> DATA TO EXAMINE
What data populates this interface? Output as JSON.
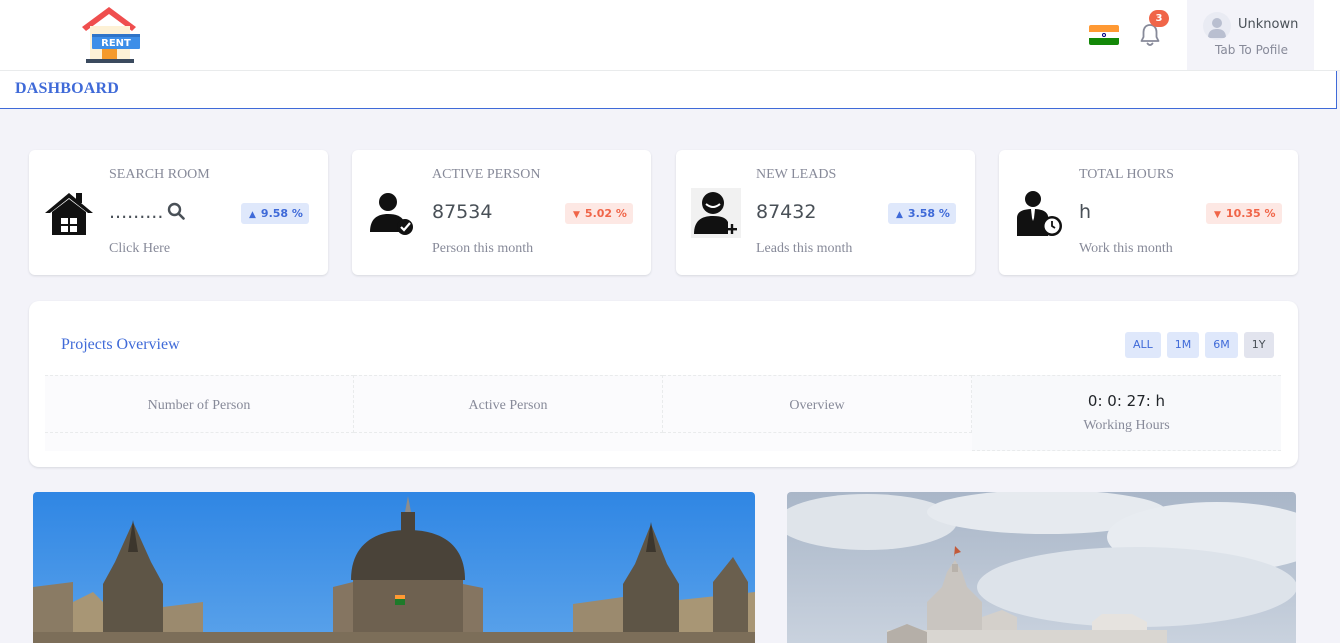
{
  "header": {
    "logo_text": "RENT",
    "notification_count": "3",
    "profile": {
      "name": "Unknown",
      "subtitle": "Tab To Pofile"
    },
    "flag_icon": "india-flag-icon"
  },
  "page": {
    "title": "DASHBOARD"
  },
  "cards": [
    {
      "label": "SEARCH ROOM",
      "value": ".........",
      "sub": "Click Here",
      "badge": "9.58 %",
      "trend": "up",
      "icon": "house-icon"
    },
    {
      "label": "ACTIVE PERSON",
      "value": "87534",
      "sub": "Person this month",
      "badge": "5.02 %",
      "trend": "down",
      "icon": "user-check-icon"
    },
    {
      "label": "NEW LEADS",
      "value": "87432",
      "sub": "Leads this month",
      "badge": "3.58 %",
      "trend": "up",
      "icon": "user-add-icon"
    },
    {
      "label": "TOTAL HOURS",
      "value": "h",
      "sub": "Work this month",
      "badge": "10.35 %",
      "trend": "down",
      "icon": "businessman-clock-icon"
    }
  ],
  "overview": {
    "title": "Projects Overview",
    "periods": [
      "ALL",
      "1M",
      "6M",
      "1Y"
    ],
    "active_period": "1Y",
    "columns": [
      "Number of Person",
      "Active Person",
      "Overview"
    ],
    "timer": {
      "value": "0: 0: 27: h",
      "label": "Working Hours"
    }
  },
  "colors": {
    "accent": "#3f6ad8",
    "danger": "#f06548",
    "background": "#f3f3f9"
  }
}
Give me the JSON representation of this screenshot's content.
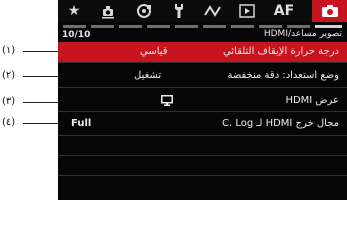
{
  "tabs": [
    {
      "name": "star-tab",
      "icon": "star-icon",
      "glyph": "★"
    },
    {
      "name": "shooting-tab",
      "icon": "camera-settings-icon"
    },
    {
      "name": "display-tab",
      "icon": "display-settings-icon"
    },
    {
      "name": "wrench-tab",
      "icon": "wrench-icon"
    },
    {
      "name": "network-tab",
      "icon": "network-icon"
    },
    {
      "name": "playback-tab",
      "icon": "playback-icon",
      "glyph": "▶"
    },
    {
      "name": "af-tab",
      "label": "AF"
    },
    {
      "name": "camera-tab",
      "icon": "camera-icon",
      "active": true
    }
  ],
  "header": {
    "page_count": "10/10",
    "section_title": "تصوير مساعد/HDMI"
  },
  "menu": {
    "items": [
      {
        "label": "درجة حرارة الإيقاف التلقائي",
        "value": "قياسي"
      },
      {
        "label": "وضع استعداد: دقة منخفضة",
        "value": "تشغيل"
      },
      {
        "label": "عرض HDMI",
        "value_icon": "monitor-icon"
      },
      {
        "label": "مجال خرج HDMI لـ C. Log",
        "value": "Full"
      }
    ]
  },
  "callouts": [
    "(١)",
    "(٢)",
    "(٣)",
    "(٤)"
  ],
  "colors": {
    "accent_red": "#c8141e",
    "background": "#060606",
    "text": "#ececec"
  }
}
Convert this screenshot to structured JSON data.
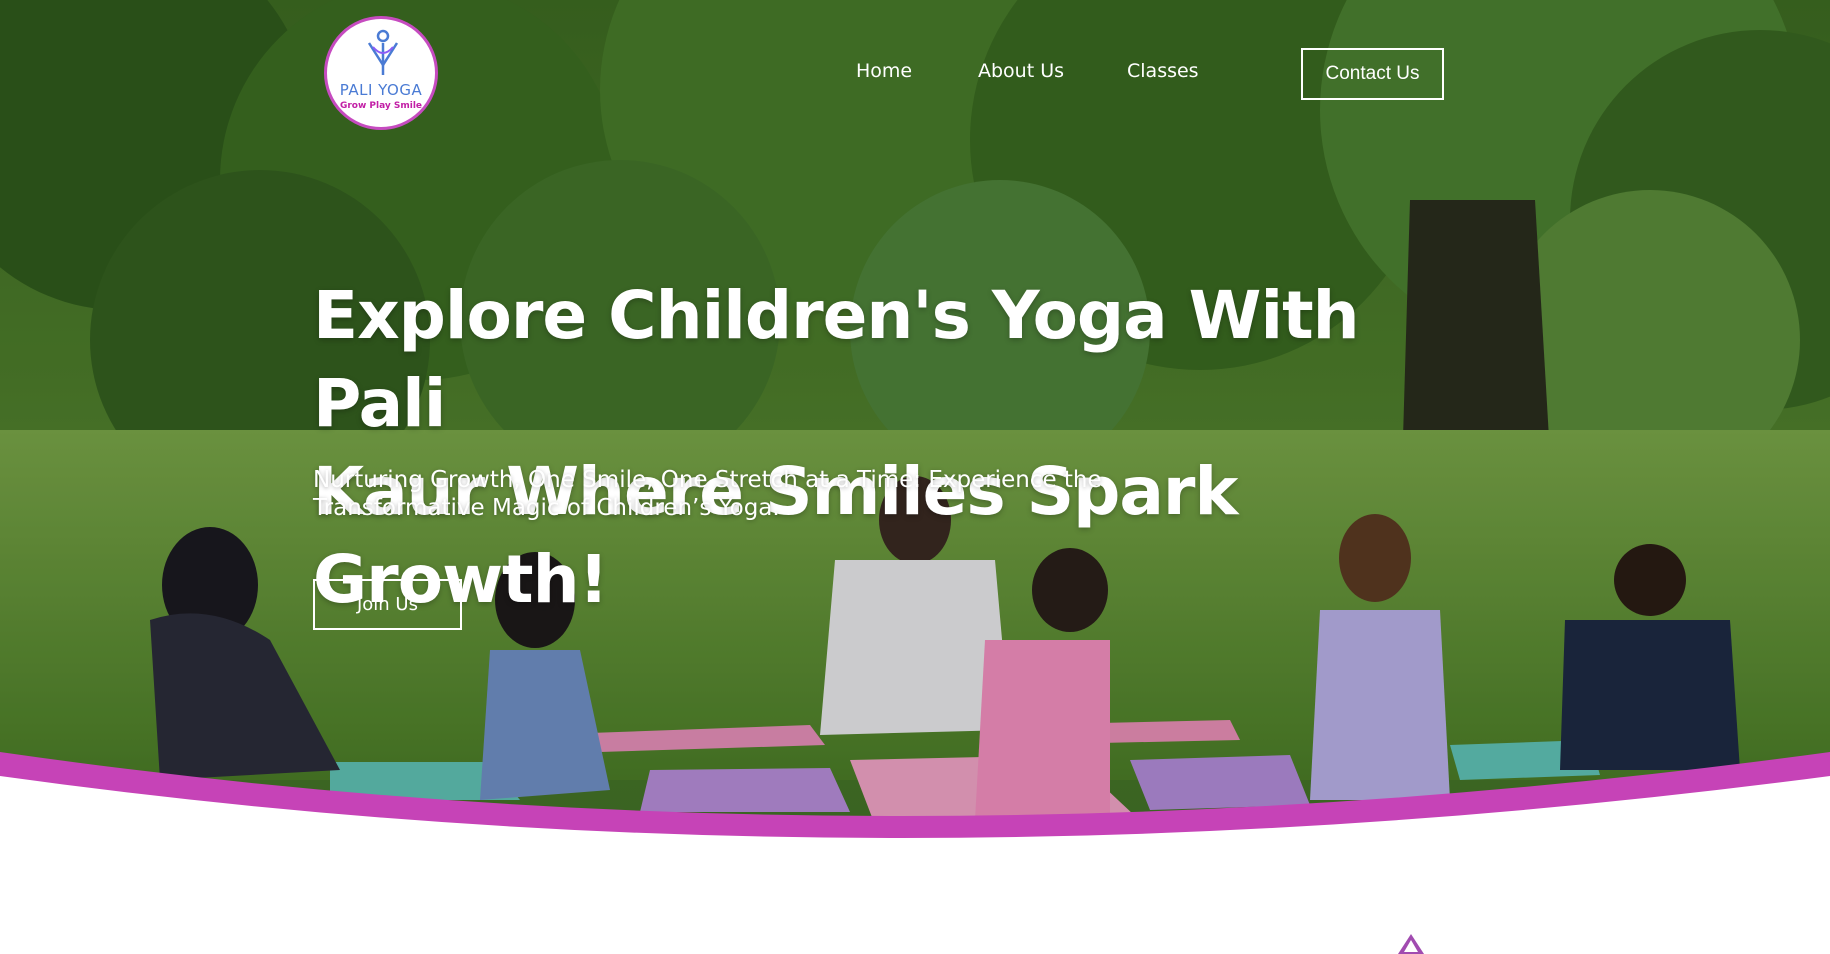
{
  "colors": {
    "accent": "#c64bc0",
    "wave": "#c643b7",
    "text_on_hero": "#ffffff",
    "logo_blue": "#4a7bd4",
    "logo_pink": "#c21fa6"
  },
  "logo": {
    "icon": "yoga-figure-icon",
    "name": "PALI YOGA",
    "tagline": "Grow Play Smile"
  },
  "nav": {
    "items": [
      {
        "label": "Home"
      },
      {
        "label": "About Us"
      },
      {
        "label": "Classes"
      }
    ],
    "contact_label": "Contact Us"
  },
  "hero": {
    "heading_line1": "Explore Children's Yoga With Pali",
    "heading_line2": "Kaur Where Smiles Spark Growth!",
    "subheading_line1": "Nurturing Growth, One Smile, One Stretch at a Time: Experience the",
    "subheading_line2": "Transformative Magic of Children’s Yoga.",
    "cta_label": "Join Us",
    "background": "outdoor-kids-yoga-class-photo"
  },
  "below_fold": {
    "icon": "decorative-ornament-icon"
  }
}
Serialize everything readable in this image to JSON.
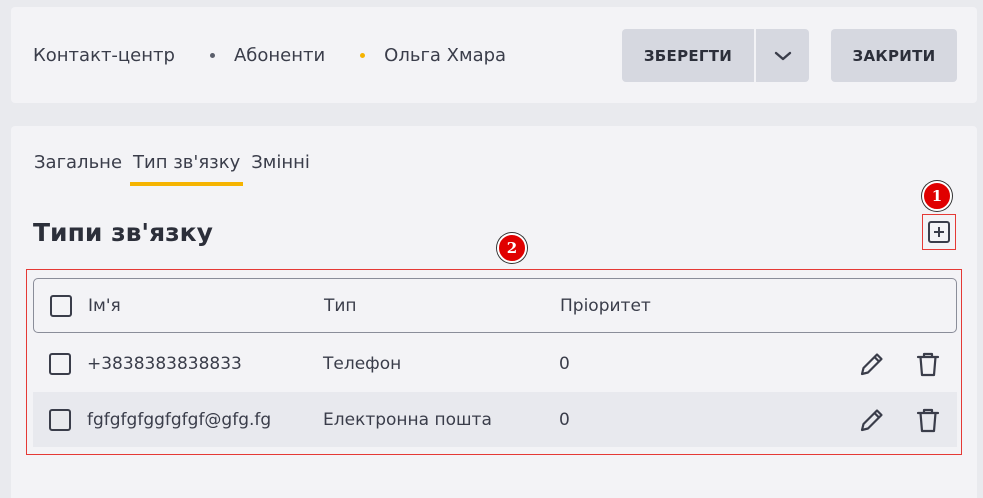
{
  "breadcrumb": {
    "items": [
      "Контакт-центр",
      "Абоненти",
      "Ольга Хмара"
    ]
  },
  "toolbar": {
    "save_label": "ЗБЕРЕГТИ",
    "close_label": "ЗАКРИТИ"
  },
  "tabs": [
    {
      "label": "Загальне",
      "active": false
    },
    {
      "label": "Тип зв'язку",
      "active": true
    },
    {
      "label": "Змінні",
      "active": false
    }
  ],
  "section": {
    "title": "Типи зв'язку"
  },
  "markers": [
    "1",
    "2"
  ],
  "table": {
    "headers": [
      "Ім'я",
      "Тип",
      "Пріоритет"
    ],
    "rows": [
      {
        "name": "+3838383838833",
        "type": "Телефон",
        "priority": "0"
      },
      {
        "name": "fgfgfgfggfgfgf@gfg.fg",
        "type": "Електронна пошта",
        "priority": "0"
      }
    ]
  },
  "colors": {
    "accent": "#f5b300",
    "annotation": "#e53935",
    "marker": "#e00000"
  }
}
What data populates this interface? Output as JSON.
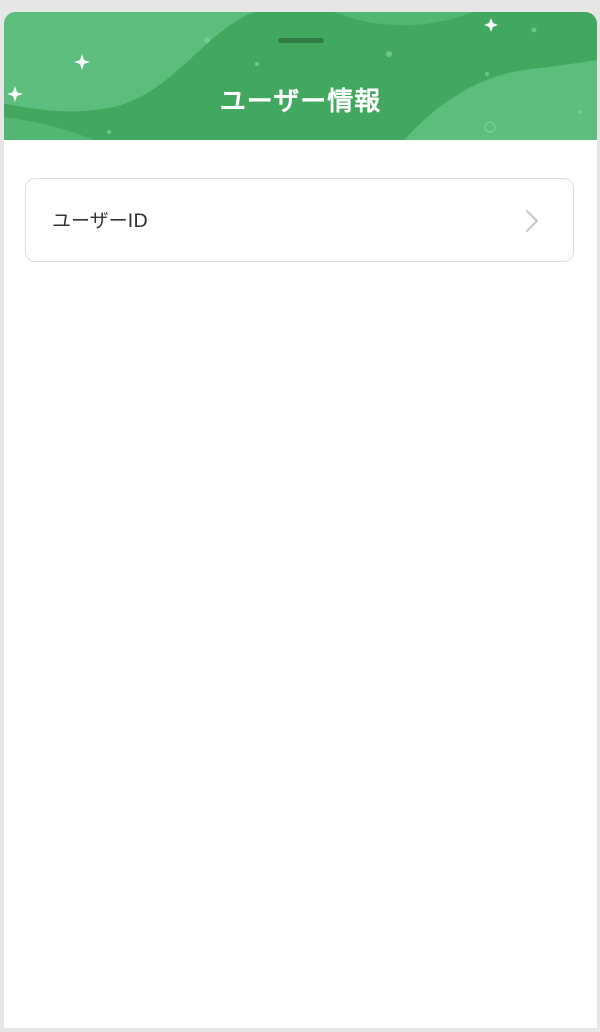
{
  "header": {
    "title": "ユーザー情報"
  },
  "list": {
    "items": [
      {
        "label": "ユーザーID"
      }
    ]
  },
  "colors": {
    "header_green": "#43a85f",
    "header_light_green": "#5fbf7f",
    "handle": "#2f7d45",
    "text": "#333333",
    "border": "#dedede"
  },
  "icons": {
    "list_item_trailing": "chevron-right-icon",
    "decorations": "sparkle-icon"
  }
}
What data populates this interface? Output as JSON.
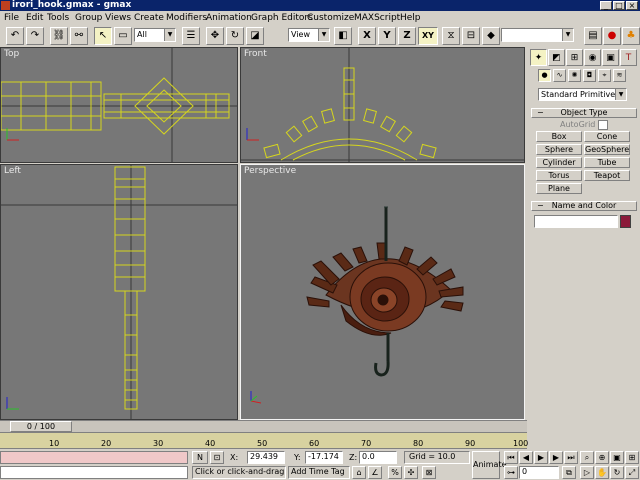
{
  "window": {
    "title": "irori_hook.gmax - gmax"
  },
  "menu": [
    "File",
    "Edit",
    "Tools",
    "Group",
    "Views",
    "Create",
    "Modifiers",
    "Animation",
    "Graph Editors",
    "Customize",
    "MAXScript",
    "Help"
  ],
  "toolbar": {
    "selection_filter": "All",
    "reference_coord": "View",
    "axis_x": "X",
    "axis_y": "Y",
    "axis_z": "Z",
    "axis_xy": "XY",
    "named_selection": ""
  },
  "viewports": {
    "top": "Top",
    "front": "Front",
    "left": "Left",
    "perspective": "Perspective"
  },
  "command_panel": {
    "category": "Standard Primitives",
    "object_type_header": "Object Type",
    "autogrid": "AutoGrid",
    "buttons": [
      "Box",
      "Cone",
      "Sphere",
      "GeoSphere",
      "Cylinder",
      "Tube",
      "Torus",
      "Teapot",
      "Plane"
    ],
    "name_color_header": "Name and Color",
    "name_value": "",
    "color": "#8b1a3a"
  },
  "timeline": {
    "slider_text": "0 / 100",
    "ticks": [
      "10",
      "20",
      "30",
      "40",
      "50",
      "60",
      "70",
      "80",
      "90",
      "100"
    ]
  },
  "status": {
    "lock_label": "N",
    "x_label": "X:",
    "x_value": "29.439",
    "y_label": "Y:",
    "y_value": "-17.174",
    "z_label": "Z:",
    "z_value": "0.0",
    "grid": "Grid = 10.0",
    "prompt": "Click or click-and-drag to",
    "add_time_tag": "Add Time Tag",
    "animate": "Animate",
    "frame": "0"
  }
}
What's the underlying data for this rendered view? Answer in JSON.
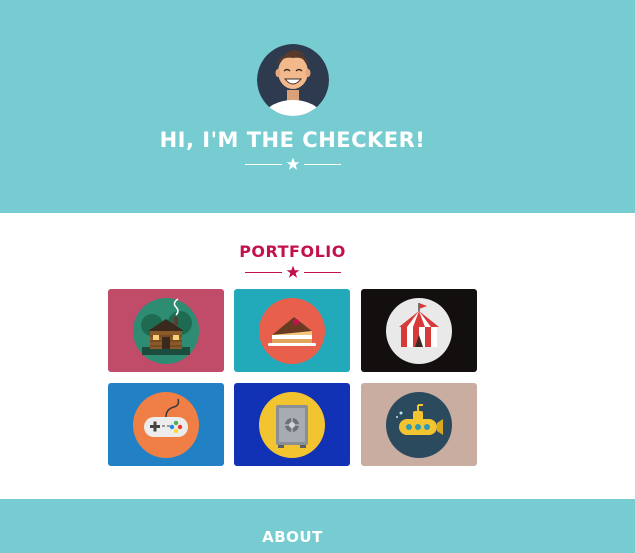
{
  "hero": {
    "title": "HI, I'M THE CHECKER!",
    "background": "#77ccd1",
    "avatar_icon": "smiling-person-avatar-icon"
  },
  "portfolio": {
    "title": "PORTFOLIO",
    "accent": "#c3124b",
    "items": [
      {
        "icon": "log-cabin-icon",
        "tile_color": "#c04c6a"
      },
      {
        "icon": "cake-slice-icon",
        "tile_color": "#22a9ba"
      },
      {
        "icon": "circus-tent-icon",
        "tile_color": "#130f0e"
      },
      {
        "icon": "game-controller-icon",
        "tile_color": "#2281c4"
      },
      {
        "icon": "safe-icon",
        "tile_color": "#1232b6"
      },
      {
        "icon": "submarine-icon",
        "tile_color": "#c9ada0"
      }
    ]
  },
  "about": {
    "title": "ABOUT"
  }
}
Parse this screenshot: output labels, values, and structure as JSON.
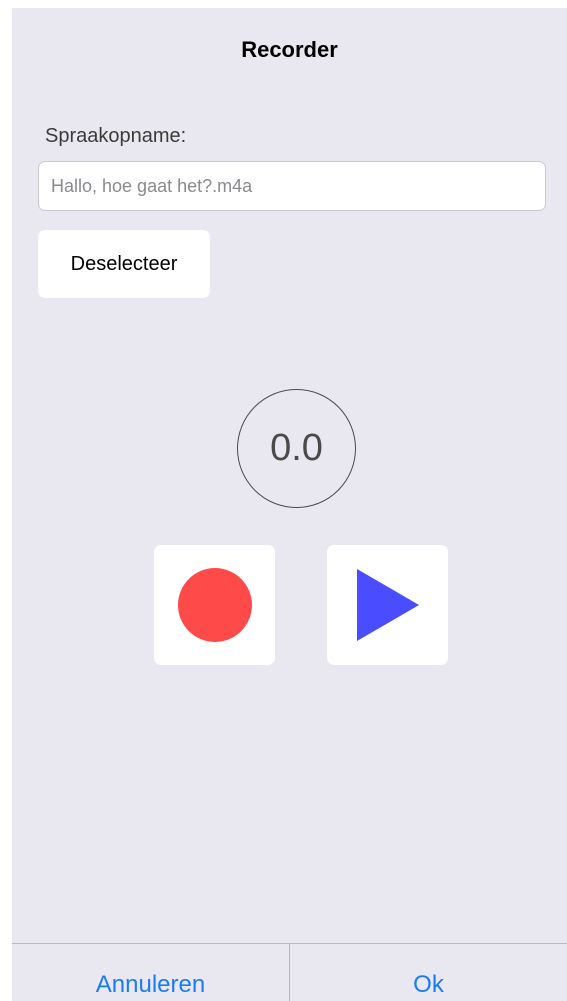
{
  "screen": {
    "title": "Recorder"
  },
  "recording": {
    "field_label": "Spraakopname:",
    "file_name": "",
    "placeholder": "Hallo, hoe gaat het?.m4a"
  },
  "deselect_button": {
    "label": "Deselecteer"
  },
  "timer": {
    "value": "0.0"
  },
  "controls": {
    "record": {
      "icon": "record-icon",
      "color": "#ff4a4a"
    },
    "play": {
      "icon": "play-icon",
      "color": "#4a4cff"
    }
  },
  "bottom_bar": {
    "cancel_label": "Annuleren",
    "ok_label": "Ok",
    "accent_color": "#1a7cf5"
  },
  "colors": {
    "background": "#e9e8f0",
    "surface": "#ffffff"
  }
}
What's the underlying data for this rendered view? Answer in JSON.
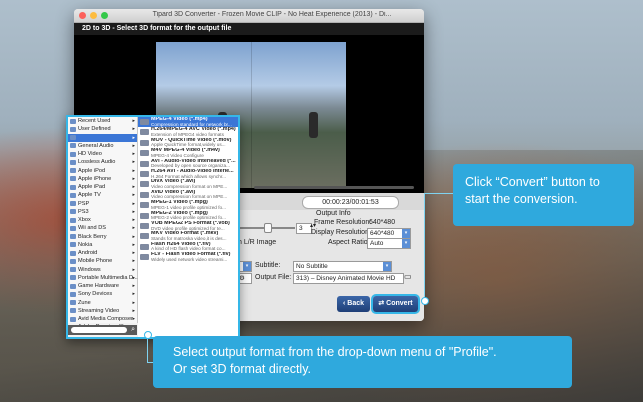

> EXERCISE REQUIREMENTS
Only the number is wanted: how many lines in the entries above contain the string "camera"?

> ANSWER SPACE
3